The proposed structures felt a little forced to me. The strength of Cambell’s work is that it arose out an examination of popular stories. He began with what worked, and then looked for why. I didn’t feel that those proposing a structure for a Heroine’s Journey were evolving theories by examining actual stories.
Birth vs. Battle, a recent blog essay on Writer Unboxed by David Corbett, offers a solution. He begins by positing: “Conflict is not the engine of story.”
Right away, he has my attention. How many times have I wondered why every Hero’s Journey seems to involve a battle (what Corbett points out Ursula Le Guin called the “gladiatorial view of fiction”).
Corbett goes on to demonstrate that it isn’t conflict that creates movement, but desire.
“Conflict is desire meeting resistance.”
The three basic plot lines
Corbett states that there are “typically three plot lines in any meaningful story.” To summarize:
- The desire line… (outer pursuit)
- The yearning line… (inner pursuit)
- The connection line… (the relationships that help or hinder)
He points out that, “The most compelling stories unify these plot lines.”
(I’ve abbreviated greatly. Be sure to read his post in full.)
So far we’re on fairly familiar terrain, but Corbett differs in that he emphasizes the importance of the connection line.
The importance of connection
The traditional Hero, typically, is something of a loner. He acquires helpers and overcomes enemies, but emerges the sole victor. This model doesn’t really work for the Heroine, somehow. At least not for my heroines, much less for the heroines of the novels that truly move me.
Gin up as much conflict as you want, without desire to generate movement, yearning to create meaning, and other people to provide emotional richness and texture, all you have is sound and fury, and we all know how that phrase ends.
I was a Young Adult book editor in my 30s, editing a series of novels aimed at teen reluctant readers. It wasn’t PC — even more so at that time — but I came to the private conclusion that, in general, boys were drawn to stories that made their muscles twitch (conflict), while girls, frankly, liked to cry (connection).
This is a gross generalization, of course, and there are plenty of exceptions, but I do think it speaks to my own basic issue with the traditional conflict-based story structure.
We may be born alone and die alone but we grow through our engagement with the world—specifically, other people.

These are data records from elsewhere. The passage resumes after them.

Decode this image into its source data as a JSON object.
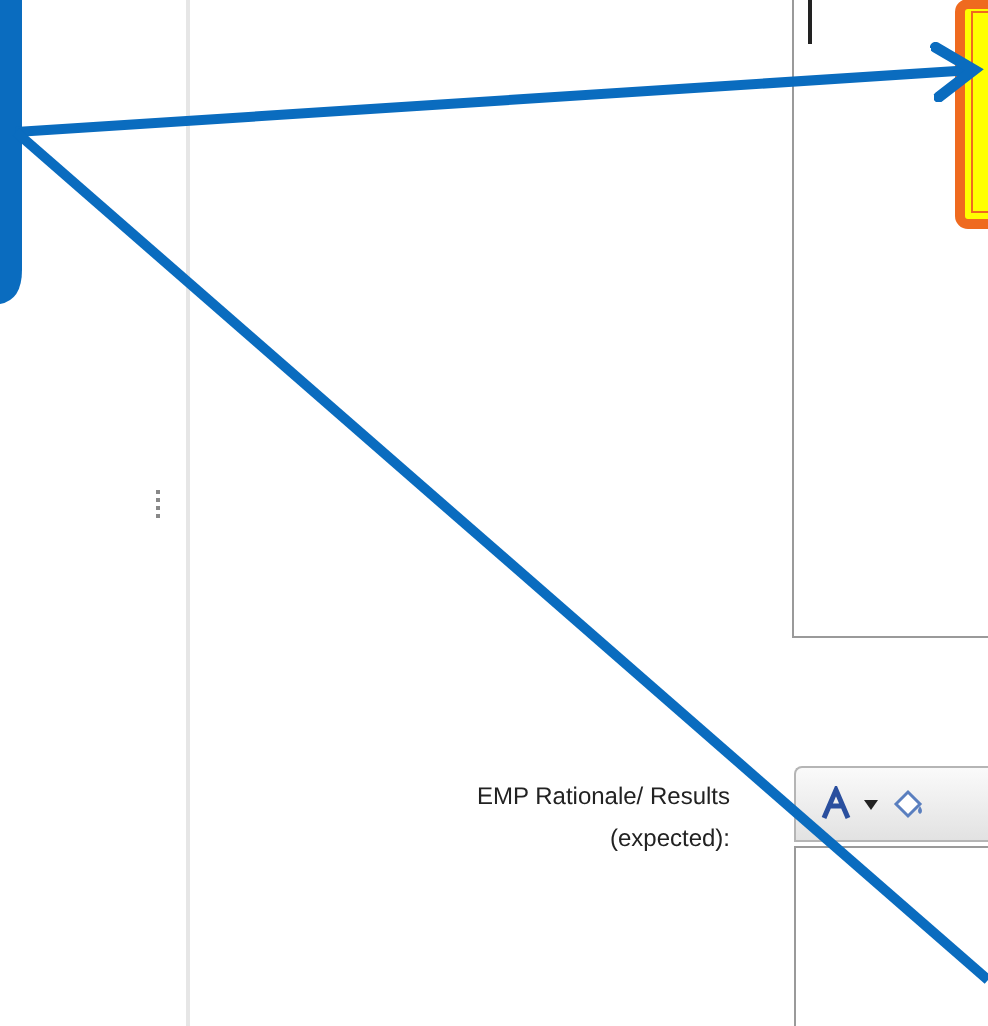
{
  "form": {
    "rationale_field": {
      "label": "EMP Rationale/ Results (expected):"
    }
  }
}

This is so refreshing. I’ve ordered THE ART OF CHARACTER; Creating Memorable Characters, for Fiction, Film and TV, Corbett’s book on writing. I look forward to learning more from him.